A) If you look at it just from an emissions point of view, on average it’s 22% reduced emissions from these buildings and those are just UK numbers. If you go to other parts of the world where perhaps energy standards are lower, it’s much higher than that.

Also, in every single one of these projects there will also be reductions around water usage, drainage, enhancements of biodiversity, there will be improved air quality, there will be much less a likelihood of pollution occurring either in the construction process or in the building’s operation. There will be less waste produced during the construction process on all these sites.

In terms of the environmental benefit, there are significant savings and while those savings are different and unique to each project, they are a considerable and broad range of benefits.


A) We are very focused and well in the process of building the next generation of BREEAM products around a number of key principles. Firstly, just tackling the building at one at one site stage of its life isn’t good enough so BREEAM is evolving into a family of schemes that are tailored to deal with different lifecycle stages and different scales of the built environment. We’ve now got products which we’ve had tailored to large infrastructure projects at a national or regional level, we have schemes which are tailored to urban development and urban redevelopment and then at a building level we’ve got design, construction, post-occupancy and in-use. We have a refurbishment and fit-out scheme so that when buildings come up for some sort of improvement we can embed into that process the additional benefits and performance aspects which often get forgotten.

At some point, we will have an end-of-life product. We think in the future, and this hasn’t come yet, there will be a product which will be much more akin to circularity, which is how do you deconstruct a building, or perhaps how do you construct a building to start with so that it’s easily deconstructed at the end so the materials are reused, so you’re really starting to focus on the whole lifecycle of the building to maximise the benefit of the resources utilised and minimise the environmental impact.

Underlying that, we’re seeing huge globalisation on this. This is definitely an export opportunity for the UK; we’ve had a 25-year head start on most of the world on this.

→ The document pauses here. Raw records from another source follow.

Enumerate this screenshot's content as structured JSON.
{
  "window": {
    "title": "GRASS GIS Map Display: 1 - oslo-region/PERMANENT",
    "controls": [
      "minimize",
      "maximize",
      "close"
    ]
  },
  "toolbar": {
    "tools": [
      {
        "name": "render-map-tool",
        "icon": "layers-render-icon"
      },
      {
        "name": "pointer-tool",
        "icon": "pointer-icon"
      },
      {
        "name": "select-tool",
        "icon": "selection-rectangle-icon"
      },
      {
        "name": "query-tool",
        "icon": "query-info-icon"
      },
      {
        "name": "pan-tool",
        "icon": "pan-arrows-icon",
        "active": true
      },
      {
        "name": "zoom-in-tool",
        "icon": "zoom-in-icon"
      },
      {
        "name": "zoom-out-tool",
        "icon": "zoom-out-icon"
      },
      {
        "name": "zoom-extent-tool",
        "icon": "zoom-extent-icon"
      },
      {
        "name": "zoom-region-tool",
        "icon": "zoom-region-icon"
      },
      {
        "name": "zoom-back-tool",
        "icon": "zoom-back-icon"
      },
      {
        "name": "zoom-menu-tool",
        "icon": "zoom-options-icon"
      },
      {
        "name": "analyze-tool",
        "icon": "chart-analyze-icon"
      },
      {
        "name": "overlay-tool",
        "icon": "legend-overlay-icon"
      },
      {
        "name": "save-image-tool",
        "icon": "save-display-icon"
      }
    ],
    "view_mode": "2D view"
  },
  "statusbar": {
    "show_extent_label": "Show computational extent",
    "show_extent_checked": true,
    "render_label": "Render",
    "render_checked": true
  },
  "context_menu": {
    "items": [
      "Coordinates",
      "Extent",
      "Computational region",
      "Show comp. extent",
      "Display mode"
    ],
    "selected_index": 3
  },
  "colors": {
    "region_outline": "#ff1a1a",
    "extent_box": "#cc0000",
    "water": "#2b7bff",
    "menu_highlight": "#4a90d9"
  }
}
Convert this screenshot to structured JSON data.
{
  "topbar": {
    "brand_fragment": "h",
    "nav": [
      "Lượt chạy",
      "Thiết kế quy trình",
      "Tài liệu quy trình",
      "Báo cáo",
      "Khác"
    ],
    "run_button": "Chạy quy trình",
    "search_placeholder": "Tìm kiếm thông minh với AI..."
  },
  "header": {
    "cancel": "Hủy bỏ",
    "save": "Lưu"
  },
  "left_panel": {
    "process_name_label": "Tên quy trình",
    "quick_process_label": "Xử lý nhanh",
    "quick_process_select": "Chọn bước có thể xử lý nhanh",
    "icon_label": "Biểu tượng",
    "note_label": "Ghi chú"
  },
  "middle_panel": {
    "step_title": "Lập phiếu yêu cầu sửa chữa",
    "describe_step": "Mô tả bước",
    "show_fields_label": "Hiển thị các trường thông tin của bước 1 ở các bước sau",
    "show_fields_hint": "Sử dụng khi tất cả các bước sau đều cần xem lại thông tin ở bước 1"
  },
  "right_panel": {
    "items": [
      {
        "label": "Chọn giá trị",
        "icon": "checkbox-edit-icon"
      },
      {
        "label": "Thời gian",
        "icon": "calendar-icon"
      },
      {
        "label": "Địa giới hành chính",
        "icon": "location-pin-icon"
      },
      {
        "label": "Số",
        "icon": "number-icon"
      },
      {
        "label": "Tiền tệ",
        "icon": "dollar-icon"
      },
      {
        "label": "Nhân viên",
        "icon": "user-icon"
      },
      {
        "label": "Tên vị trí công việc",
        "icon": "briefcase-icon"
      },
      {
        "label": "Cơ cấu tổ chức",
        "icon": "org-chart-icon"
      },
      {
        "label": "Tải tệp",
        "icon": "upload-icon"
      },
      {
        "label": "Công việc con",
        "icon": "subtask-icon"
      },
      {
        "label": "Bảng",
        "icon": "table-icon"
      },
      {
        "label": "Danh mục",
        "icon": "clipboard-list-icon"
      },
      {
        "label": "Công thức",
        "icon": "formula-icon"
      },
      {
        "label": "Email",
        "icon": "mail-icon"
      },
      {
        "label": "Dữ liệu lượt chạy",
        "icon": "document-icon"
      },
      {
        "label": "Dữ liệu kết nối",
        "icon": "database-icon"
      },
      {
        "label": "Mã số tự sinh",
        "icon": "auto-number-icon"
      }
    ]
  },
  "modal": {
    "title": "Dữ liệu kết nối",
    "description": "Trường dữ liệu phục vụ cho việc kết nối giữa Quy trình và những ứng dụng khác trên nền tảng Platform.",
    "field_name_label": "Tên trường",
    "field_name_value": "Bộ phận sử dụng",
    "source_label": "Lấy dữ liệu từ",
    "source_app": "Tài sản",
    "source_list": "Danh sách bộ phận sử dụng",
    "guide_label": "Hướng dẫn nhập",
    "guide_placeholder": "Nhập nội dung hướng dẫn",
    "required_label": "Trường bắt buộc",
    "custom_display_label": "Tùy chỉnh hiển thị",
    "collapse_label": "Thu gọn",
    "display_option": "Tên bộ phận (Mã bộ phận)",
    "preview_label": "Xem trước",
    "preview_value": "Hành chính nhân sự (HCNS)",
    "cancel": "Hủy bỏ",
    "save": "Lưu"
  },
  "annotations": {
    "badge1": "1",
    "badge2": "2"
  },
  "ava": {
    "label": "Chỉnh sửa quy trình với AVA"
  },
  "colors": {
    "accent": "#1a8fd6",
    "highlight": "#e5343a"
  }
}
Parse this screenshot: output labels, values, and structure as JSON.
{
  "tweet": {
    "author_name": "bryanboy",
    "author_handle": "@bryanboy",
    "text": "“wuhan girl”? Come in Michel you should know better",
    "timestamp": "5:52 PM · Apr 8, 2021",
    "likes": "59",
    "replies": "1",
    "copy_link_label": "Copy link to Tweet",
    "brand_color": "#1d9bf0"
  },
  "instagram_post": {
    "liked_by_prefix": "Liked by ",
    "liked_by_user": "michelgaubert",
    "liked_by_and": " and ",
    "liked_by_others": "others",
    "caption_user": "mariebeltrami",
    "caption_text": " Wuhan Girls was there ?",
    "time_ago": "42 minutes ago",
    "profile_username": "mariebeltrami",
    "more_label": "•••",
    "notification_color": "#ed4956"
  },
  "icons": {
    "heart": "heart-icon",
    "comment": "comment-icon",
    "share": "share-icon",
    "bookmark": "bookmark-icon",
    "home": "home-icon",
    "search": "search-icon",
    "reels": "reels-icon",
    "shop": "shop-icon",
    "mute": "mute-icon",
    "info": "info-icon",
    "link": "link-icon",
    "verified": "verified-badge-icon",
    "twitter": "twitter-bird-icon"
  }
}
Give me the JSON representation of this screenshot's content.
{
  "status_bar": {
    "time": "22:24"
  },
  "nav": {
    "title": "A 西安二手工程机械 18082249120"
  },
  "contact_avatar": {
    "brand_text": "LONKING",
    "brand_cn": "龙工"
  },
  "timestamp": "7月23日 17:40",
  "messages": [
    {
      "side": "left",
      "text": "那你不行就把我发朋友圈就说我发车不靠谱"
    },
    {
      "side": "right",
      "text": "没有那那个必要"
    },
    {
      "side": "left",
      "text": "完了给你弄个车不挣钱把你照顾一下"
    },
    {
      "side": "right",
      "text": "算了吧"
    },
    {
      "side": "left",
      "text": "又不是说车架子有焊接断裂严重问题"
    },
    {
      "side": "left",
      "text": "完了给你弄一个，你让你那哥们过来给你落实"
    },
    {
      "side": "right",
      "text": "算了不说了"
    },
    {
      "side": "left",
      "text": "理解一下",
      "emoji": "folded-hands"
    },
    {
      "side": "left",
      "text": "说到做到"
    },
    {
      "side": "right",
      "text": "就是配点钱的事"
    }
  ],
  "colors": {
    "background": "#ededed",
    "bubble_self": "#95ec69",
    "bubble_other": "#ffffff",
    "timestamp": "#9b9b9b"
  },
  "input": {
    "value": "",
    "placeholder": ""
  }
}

British contractors, British designers, British architects and British engineers know how to do this and the global market for these buildings is growing and we know UK supply chains do well and are very competitive when people use these standards – we’re seeing that in China, we’re starting to see that in Eastern Europe and other countries. British firms do well.